(TASK STATEMENT)
Return every line of the records that includes the string "length".

--- --- ---

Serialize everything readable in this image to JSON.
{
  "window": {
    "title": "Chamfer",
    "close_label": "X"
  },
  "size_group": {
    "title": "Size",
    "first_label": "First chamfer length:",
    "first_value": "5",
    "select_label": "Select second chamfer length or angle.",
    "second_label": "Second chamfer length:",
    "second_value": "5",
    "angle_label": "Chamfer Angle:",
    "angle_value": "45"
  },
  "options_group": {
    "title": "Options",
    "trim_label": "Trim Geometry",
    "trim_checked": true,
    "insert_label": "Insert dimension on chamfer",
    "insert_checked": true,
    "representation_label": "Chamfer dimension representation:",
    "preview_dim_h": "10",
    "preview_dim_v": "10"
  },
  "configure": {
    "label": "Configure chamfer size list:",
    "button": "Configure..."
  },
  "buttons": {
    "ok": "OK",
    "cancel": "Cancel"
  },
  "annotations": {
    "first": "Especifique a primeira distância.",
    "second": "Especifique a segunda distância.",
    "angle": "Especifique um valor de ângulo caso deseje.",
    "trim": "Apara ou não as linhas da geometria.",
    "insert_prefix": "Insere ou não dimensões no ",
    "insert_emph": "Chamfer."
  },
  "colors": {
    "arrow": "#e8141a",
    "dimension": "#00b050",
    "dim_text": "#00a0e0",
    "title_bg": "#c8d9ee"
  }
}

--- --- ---

(RESPONSE FOR THIS EXERCISE)
    "first_label": "First chamfer length:",
    "select_label": "Select second chamfer length or angle.",
    "second_label": "Second chamfer length:",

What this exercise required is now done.